The International Olympic Committee's inspection team has visited Moscow in the final leg of their tour of the five cities bidding to host the Games in 2012.
Reuters' Gennady Fyodorov assesses the mood among Muscovites.
What's the feeling in Moscow about its chances?
People are generally not very optimisitic.
It is like the Olympic Games themselves: some athletes go to take part and some go to win medals.
Many people see Moscow as just taking part in the bidding process, with little chance of actually winning.
They believe Moscow will host the Games in the future but very rarely do you succeed with the first try.
Paris have tried twice before and now they are favourites to win the 2012 Games, and hopefully Moscow will be at that stage in the future.
Do people support the bid?
Support is quite high.
You rarely see protests in Moscow anyway but everyone likes the idea.
They see this bid as a necessary step to getting the Games - but they don't believe Moscow will get it this time.
What are the strengths of the Moscow bid?
The quality of the organisation.
The memory of hosting the Games in 1980 is still quite fresh so people know what to do and how to do it.
The transport and security that would be highly organised.
Moscow is a different city now to the days when it was still behind the Iron Curtain.
It's one of the best cities in the world - it has all the attractions of the big Western cities.
And visitors to the Games would discover a new country.
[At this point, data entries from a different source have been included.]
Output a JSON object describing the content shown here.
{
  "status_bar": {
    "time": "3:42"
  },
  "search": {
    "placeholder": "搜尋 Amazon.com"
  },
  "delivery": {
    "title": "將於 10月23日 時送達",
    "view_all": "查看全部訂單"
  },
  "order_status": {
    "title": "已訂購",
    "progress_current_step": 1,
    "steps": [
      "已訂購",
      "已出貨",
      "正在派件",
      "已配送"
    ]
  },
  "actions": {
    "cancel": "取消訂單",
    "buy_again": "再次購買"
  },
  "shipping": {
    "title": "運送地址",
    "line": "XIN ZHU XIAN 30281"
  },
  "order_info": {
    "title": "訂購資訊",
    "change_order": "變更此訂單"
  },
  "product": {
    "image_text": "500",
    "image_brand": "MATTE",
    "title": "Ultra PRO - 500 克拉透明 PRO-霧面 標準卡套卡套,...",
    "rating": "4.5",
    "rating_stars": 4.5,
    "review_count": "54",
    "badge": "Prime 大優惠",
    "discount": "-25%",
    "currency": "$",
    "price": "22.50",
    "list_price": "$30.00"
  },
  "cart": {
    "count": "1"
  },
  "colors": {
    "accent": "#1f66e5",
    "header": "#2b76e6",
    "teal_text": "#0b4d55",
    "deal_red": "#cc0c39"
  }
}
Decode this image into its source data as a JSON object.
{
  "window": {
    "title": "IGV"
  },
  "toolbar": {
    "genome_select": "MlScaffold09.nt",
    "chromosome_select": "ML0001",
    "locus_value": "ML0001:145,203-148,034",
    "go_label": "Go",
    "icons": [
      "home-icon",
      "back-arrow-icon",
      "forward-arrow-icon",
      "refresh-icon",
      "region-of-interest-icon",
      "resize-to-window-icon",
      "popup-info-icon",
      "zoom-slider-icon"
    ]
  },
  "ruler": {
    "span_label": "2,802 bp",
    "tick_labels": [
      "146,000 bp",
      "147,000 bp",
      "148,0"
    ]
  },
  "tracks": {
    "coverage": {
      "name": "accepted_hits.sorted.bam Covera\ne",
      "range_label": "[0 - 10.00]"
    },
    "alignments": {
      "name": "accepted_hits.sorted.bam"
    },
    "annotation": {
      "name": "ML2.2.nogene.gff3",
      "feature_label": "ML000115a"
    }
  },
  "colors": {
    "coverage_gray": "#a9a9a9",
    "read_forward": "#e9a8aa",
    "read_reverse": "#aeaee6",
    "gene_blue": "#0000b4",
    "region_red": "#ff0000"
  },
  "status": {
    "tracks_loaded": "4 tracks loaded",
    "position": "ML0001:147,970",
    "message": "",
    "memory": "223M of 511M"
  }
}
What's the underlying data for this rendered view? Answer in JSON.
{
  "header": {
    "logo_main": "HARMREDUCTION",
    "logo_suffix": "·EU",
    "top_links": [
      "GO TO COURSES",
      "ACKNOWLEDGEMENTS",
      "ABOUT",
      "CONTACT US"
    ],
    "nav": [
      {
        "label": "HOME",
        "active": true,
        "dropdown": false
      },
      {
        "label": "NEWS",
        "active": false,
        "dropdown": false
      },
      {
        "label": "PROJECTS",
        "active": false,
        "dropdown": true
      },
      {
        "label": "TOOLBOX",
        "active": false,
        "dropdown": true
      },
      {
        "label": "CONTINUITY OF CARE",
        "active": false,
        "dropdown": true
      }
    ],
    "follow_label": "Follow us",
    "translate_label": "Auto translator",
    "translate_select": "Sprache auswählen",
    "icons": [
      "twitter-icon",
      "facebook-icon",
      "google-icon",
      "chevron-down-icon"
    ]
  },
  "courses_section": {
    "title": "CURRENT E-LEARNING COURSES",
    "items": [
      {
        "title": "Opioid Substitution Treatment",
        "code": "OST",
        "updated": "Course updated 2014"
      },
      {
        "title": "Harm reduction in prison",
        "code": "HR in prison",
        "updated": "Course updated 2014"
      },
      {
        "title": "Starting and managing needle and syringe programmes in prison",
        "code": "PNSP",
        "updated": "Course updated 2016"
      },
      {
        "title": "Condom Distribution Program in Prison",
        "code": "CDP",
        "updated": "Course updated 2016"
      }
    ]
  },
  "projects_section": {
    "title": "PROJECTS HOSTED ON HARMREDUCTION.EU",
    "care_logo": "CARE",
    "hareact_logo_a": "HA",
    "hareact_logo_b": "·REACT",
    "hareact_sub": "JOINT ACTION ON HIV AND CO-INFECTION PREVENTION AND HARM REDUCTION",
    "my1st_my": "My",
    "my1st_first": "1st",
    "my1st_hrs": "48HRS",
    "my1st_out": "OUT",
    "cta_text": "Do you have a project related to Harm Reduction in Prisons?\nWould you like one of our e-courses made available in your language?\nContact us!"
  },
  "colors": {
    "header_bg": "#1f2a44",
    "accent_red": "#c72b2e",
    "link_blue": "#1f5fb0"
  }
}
That is a big plus.
And the weaknesses?
The main one is probably the perception that Russia is still lagging behind in certain political and economic aspects.
Some may still see it almost as a developing country.
The infrastructure is also an issue, for example the lack of quality hotels, the state of the roads, the traffic jams, the lack of modern airports and so on.
What's the profile of Moscow's bid leader Valery Shantsev?
Shatsev, who is also the city's deputy mayor, is well-received.
He's viewed as a sports person - he heads the Moscow ice hockey federation as well and also the Russian billiards federation.
He also plays soccer for the city government team.
He understands sport so he's viewed in a positive way.
It was snowing during the IOC inpsectors' visit - could that affect how they view the bid?
I think Russia asked to be the last city to be inspected because they were hoping it would be spring, but unfortunately it's still snowing.
It will be difficult for the inspectors to imagine what the city will be like in August during the Games because it will be completely different.
But obviously there's not much we can do about the weather.
What plans does Moscow have for the inspectors?
Of course, the inspection team will see the bid and visit all the sites.
But they will also meet President Vladimir Putin and attend an official dinner hosted by Russian prime minister Mikhail Fradkov and Moscow mayor Yuri Luzhkov.